  • Screen for current opioid use and risk for misuse
  • Plan for alternatives to opioids whenever possible
  • Inform you about opioid dosing and duration, safe storage and disposal of unused opioids, and recognizing signs of opioid overdose

Children or teens may be at a higher risk for opioid misuse if they are currently taking an opioid medication or they or a family member has a history of substance abuse. Also at higher risk: teens with depression, anxiety, and children/teens with attention deficit hyperactivity disorder.  

After surgery, the medical team will regularly evaluate a child’s pain level. Parents can report any improvements or concerns they see as well. “That will help us determine what interventions may be most effective,” says Dr. Kelley-Quon.

Mild to moderate pain

For mild pain, relief starts with self-care (ice, elevation and rest); distracting activities like books, games, videos, movies, art and music; physical therapy and exercise, unless restricted by the surgeon.

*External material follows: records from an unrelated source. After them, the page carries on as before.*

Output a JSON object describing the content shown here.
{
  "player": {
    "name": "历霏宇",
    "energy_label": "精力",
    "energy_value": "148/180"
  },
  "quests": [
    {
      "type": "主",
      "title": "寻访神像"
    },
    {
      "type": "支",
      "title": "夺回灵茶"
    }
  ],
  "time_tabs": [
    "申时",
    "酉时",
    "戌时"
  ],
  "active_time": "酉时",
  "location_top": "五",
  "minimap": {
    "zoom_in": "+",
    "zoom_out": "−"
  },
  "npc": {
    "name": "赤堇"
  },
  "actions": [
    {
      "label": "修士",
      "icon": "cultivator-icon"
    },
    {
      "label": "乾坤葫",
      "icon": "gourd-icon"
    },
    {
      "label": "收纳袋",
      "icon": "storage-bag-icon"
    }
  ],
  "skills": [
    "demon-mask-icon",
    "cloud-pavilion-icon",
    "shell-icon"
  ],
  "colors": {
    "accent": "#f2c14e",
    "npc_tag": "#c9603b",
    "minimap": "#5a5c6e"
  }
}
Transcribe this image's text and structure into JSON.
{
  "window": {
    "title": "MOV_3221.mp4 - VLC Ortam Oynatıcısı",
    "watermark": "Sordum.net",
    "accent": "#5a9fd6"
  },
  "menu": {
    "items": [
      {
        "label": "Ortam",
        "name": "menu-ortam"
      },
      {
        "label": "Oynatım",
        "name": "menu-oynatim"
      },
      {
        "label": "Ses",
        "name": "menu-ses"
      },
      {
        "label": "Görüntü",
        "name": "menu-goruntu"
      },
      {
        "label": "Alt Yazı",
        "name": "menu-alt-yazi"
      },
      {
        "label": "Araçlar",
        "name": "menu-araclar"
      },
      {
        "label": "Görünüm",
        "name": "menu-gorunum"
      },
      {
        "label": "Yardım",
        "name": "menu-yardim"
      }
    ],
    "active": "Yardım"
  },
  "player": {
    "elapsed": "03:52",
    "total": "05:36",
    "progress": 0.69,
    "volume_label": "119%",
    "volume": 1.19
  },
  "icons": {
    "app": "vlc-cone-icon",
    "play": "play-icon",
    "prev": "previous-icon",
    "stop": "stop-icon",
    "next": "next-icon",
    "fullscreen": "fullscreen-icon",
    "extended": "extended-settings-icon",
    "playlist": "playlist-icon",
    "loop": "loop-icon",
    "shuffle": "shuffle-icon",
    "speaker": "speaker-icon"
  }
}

For mild-to-moderate pain, non-opioid medications may be appropriate, such as acetaminophen (Tylenol) and ibuprofen (Advil, Motrin). Follow package instructions and age dosage recommendations carefully to avoid side effects.

Severe pain

In the case of severe pain, opioids can help block pain signals in the brain and spinal cord.

If your child is prescribed opioid medication, ACS guidelines include:

  • Take the lowest dose possible.
  • Never take more medication than prescribed.
  • Never take opioids with antihistamines, anti-anxiety medications, cough medicines containing codeine and other medications that will increase the risk of side effects.
  • Never crush the pills for your child to ingest them. This can speed the rate the body absorbs the opioid and trigger an overdose.

Storage and disposal

Store any opioids in your home in a safe, secure location, such as a locked cabinet or container. Keep medication out of reach of children and pets. Note the amount of pills or liquid in the bottle after each usage. This information may be helpful in the case of side effects or misuse.

Experts estimate that more than 70 percent of prescribed opioid pills are left unused. Having leftover medication around the home increases the danger of abuse. As soon as your child no longer needs it, dispose of any extra medicine safely. Children’s Hospital Los Angeles offers a secure opioid disposal bin onsite for patients and families. You can find other safe sites near you by entering your zip code on the U.S. Drug Enforcement Administration public disposal website.

If you are unable to visit a disposal site, the ACS recommends flushing or pouring any unused liquid (not pills) down the drain. Mix unused pills with coffee grounds or kitty litter in a plastic bag, then throw it away.

For more information, and to order the ACS safe pain control brochure, visit the American College of Surgeons.